_What this task involves_
Make an exact copy of every entry below, with the pictures left out.

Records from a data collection
━━━━━━━━━━━━━━━━
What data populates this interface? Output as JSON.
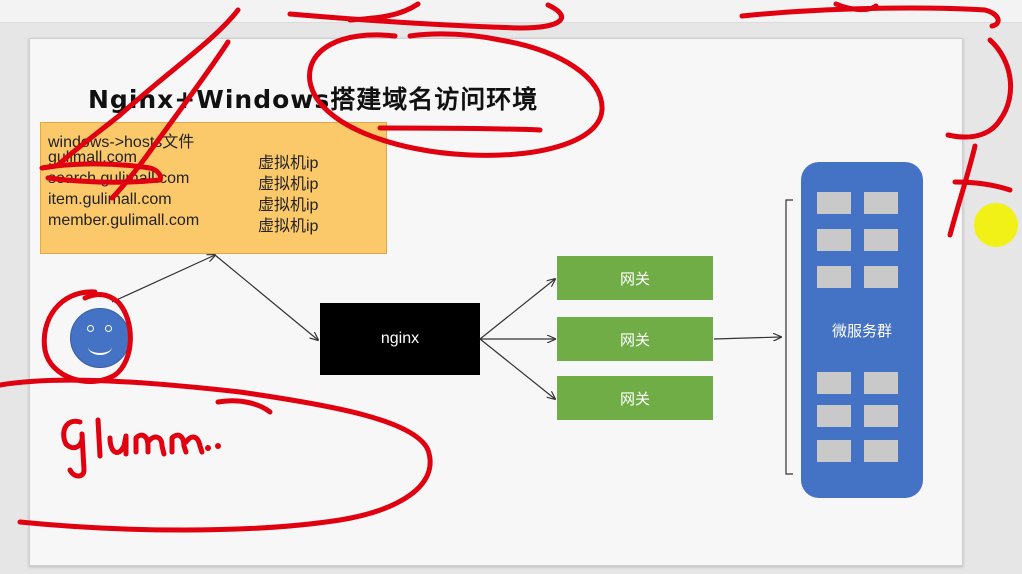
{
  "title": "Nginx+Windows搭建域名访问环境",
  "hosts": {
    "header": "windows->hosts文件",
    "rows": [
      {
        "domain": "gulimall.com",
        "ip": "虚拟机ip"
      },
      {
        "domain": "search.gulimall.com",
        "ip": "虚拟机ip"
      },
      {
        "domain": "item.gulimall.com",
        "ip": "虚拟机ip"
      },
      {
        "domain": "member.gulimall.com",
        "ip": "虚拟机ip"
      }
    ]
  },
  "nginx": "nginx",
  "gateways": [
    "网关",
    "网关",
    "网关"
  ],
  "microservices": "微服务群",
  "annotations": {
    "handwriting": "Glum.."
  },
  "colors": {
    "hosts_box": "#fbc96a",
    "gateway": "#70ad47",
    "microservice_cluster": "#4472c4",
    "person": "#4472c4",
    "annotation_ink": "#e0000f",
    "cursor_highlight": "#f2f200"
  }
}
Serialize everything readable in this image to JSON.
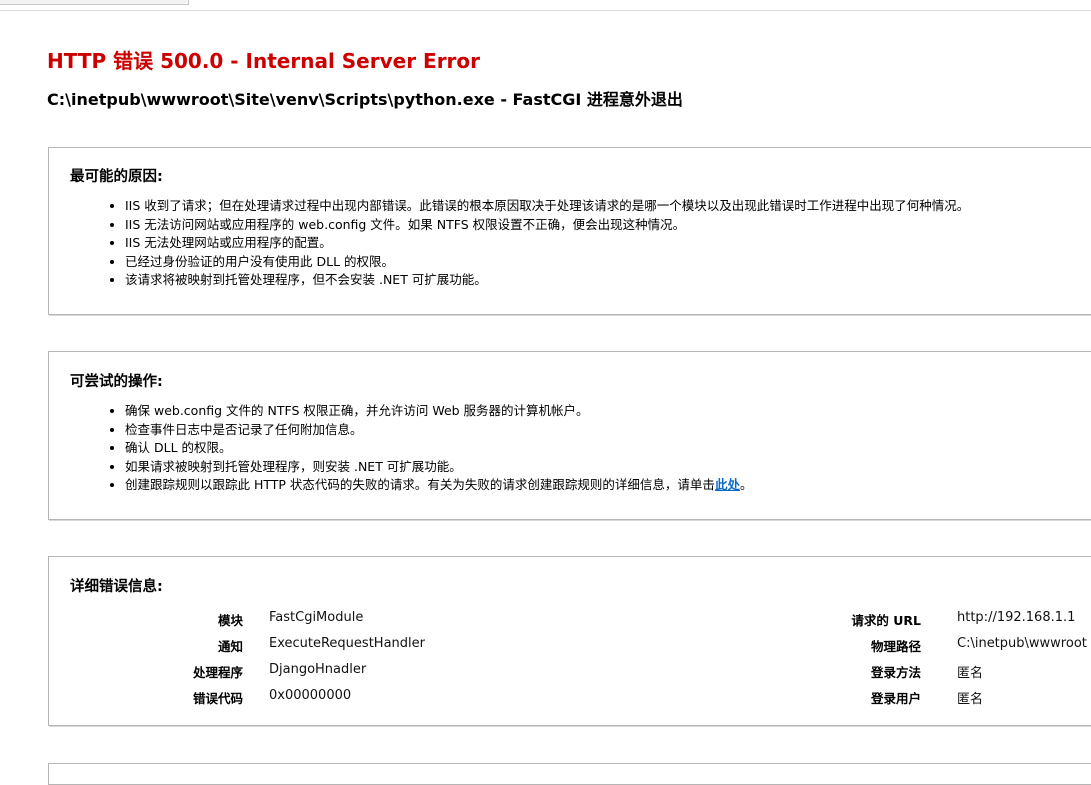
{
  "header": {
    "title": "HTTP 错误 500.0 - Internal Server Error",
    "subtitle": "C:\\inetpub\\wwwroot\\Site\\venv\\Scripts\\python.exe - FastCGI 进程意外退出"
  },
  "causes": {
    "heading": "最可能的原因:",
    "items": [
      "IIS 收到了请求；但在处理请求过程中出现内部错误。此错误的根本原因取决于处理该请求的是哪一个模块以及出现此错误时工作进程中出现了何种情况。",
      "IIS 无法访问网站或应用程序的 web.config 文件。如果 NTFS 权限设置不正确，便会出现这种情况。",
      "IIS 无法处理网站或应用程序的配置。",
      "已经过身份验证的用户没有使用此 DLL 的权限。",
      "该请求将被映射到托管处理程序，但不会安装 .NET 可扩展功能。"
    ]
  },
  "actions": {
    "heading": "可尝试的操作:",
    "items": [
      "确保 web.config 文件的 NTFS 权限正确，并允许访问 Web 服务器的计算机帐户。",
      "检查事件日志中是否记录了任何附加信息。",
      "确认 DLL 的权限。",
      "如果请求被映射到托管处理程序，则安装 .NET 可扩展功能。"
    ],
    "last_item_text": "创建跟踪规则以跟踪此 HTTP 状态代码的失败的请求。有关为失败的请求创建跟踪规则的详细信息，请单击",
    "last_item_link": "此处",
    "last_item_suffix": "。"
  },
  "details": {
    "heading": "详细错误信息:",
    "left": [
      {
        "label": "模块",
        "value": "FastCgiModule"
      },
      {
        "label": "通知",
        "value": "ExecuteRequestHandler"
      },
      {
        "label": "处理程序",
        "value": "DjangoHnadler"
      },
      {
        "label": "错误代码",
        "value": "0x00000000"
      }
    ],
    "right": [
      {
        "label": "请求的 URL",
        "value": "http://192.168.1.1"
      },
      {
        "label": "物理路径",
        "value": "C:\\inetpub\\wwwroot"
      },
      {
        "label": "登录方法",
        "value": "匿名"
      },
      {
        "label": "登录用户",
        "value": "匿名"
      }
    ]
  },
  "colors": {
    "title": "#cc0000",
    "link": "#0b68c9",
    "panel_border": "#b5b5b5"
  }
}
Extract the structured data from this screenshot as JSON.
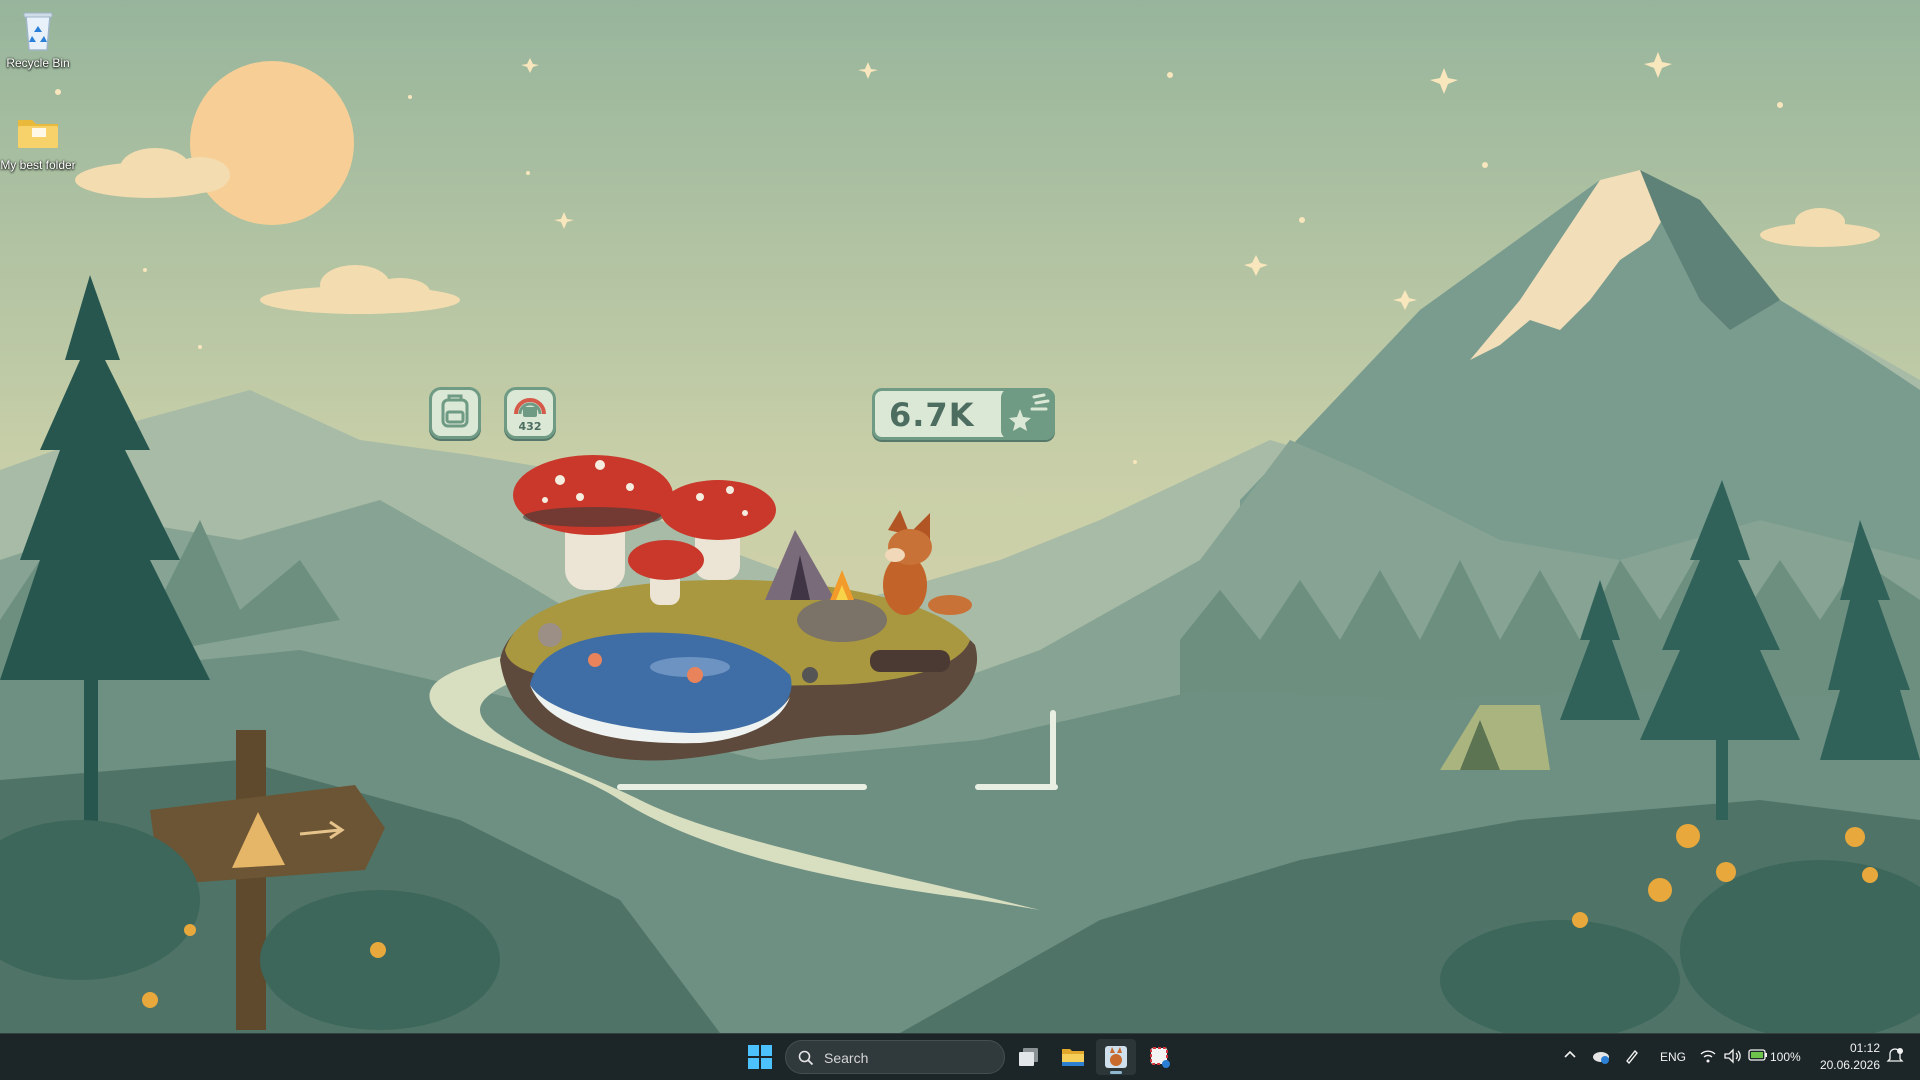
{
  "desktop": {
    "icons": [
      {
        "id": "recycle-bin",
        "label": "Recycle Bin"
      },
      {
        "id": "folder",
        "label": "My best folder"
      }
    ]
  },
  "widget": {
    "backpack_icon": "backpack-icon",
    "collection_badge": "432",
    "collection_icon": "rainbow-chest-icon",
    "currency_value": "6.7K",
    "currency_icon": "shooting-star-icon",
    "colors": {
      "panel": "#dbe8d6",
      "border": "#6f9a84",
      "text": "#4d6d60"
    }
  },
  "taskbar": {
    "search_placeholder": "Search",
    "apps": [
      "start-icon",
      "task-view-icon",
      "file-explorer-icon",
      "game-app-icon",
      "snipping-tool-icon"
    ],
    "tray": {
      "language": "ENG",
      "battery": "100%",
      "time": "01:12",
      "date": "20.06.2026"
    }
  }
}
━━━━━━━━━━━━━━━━
_Response area_
What data populates this interface? Output as JSON.
{
  "title": "Nginx+Windows搭建域名访问环境",
  "hosts": {
    "header": "windows->hosts文件",
    "rows": [
      {
        "domain": "gulimall.com",
        "ip": "虚拟机ip"
      },
      {
        "domain": "search.gulimall.com",
        "ip": "虚拟机ip"
      },
      {
        "domain": "item.gulimall.com",
        "ip": "虚拟机ip"
      },
      {
        "domain": "member.gulimall.com",
        "ip": "虚拟机ip"
      }
    ]
  },
  "nginx": "nginx",
  "gateways": [
    "网关",
    "网关",
    "网关"
  ],
  "microservices": "微服务群",
  "annotations": {
    "handwriting": "Glum.."
  },
  "colors": {
    "hosts_box": "#fbc96a",
    "gateway": "#70ad47",
    "microservice_cluster": "#4472c4",
    "person": "#4472c4",
    "annotation_ink": "#e0000f",
    "cursor_highlight": "#f2f200"
  }
}
Serialize everything readable in this image to JSON.
{
  "header": {
    "title": "HTTP 错误 500.0 - Internal Server Error",
    "subtitle": "C:\\inetpub\\wwwroot\\Site\\venv\\Scripts\\python.exe - FastCGI 进程意外退出"
  },
  "causes": {
    "heading": "最可能的原因:",
    "items": [
      "IIS 收到了请求；但在处理请求过程中出现内部错误。此错误的根本原因取决于处理该请求的是哪一个模块以及出现此错误时工作进程中出现了何种情况。",
      "IIS 无法访问网站或应用程序的 web.config 文件。如果 NTFS 权限设置不正确，便会出现这种情况。",
      "IIS 无法处理网站或应用程序的配置。",
      "已经过身份验证的用户没有使用此 DLL 的权限。",
      "该请求将被映射到托管处理程序，但不会安装 .NET 可扩展功能。"
    ]
  },
  "actions": {
    "heading": "可尝试的操作:",
    "items": [
      "确保 web.config 文件的 NTFS 权限正确，并允许访问 Web 服务器的计算机帐户。",
      "检查事件日志中是否记录了任何附加信息。",
      "确认 DLL 的权限。",
      "如果请求被映射到托管处理程序，则安装 .NET 可扩展功能。"
    ],
    "last_item_text": "创建跟踪规则以跟踪此 HTTP 状态代码的失败的请求。有关为失败的请求创建跟踪规则的详细信息，请单击",
    "last_item_link": "此处",
    "last_item_suffix": "。"
  },
  "details": {
    "heading": "详细错误信息:",
    "left": [
      {
        "label": "模块",
        "value": "FastCgiModule"
      },
      {
        "label": "通知",
        "value": "ExecuteRequestHandler"
      },
      {
        "label": "处理程序",
        "value": "DjangoHnadler"
      },
      {
        "label": "错误代码",
        "value": "0x00000000"
      }
    ],
    "right": [
      {
        "label": "请求的 URL",
        "value": "http://192.168.1.1"
      },
      {
        "label": "物理路径",
        "value": "C:\\inetpub\\wwwroot"
      },
      {
        "label": "登录方法",
        "value": "匿名"
      },
      {
        "label": "登录用户",
        "value": "匿名"
      }
    ]
  },
  "colors": {
    "title": "#cc0000",
    "link": "#0b68c9",
    "panel_border": "#b5b5b5"
  }
}
Extract the structured data from this screenshot as JSON.
{
  "desktop": {
    "icons": [
      {
        "id": "recycle-bin",
        "label": "Recycle Bin"
      },
      {
        "id": "folder",
        "label": "My best folder"
      }
    ]
  },
  "widget": {
    "backpack_icon": "backpack-icon",
    "collection_badge": "432",
    "collection_icon": "rainbow-chest-icon",
    "currency_value": "6.7K",
    "currency_icon": "shooting-star-icon",
    "colors": {
      "panel": "#dbe8d6",
      "border": "#6f9a84",
      "text": "#4d6d60"
    }
  },
  "taskbar": {
    "search_placeholder": "Search",
    "apps": [
      "start-icon",
      "task-view-icon",
      "file-explorer-icon",
      "game-app-icon",
      "snipping-tool-icon"
    ],
    "tray": {
      "language": "ENG",
      "battery": "100%",
      "time": "01:12",
      "date": "20.06.2026"
    }
  }
}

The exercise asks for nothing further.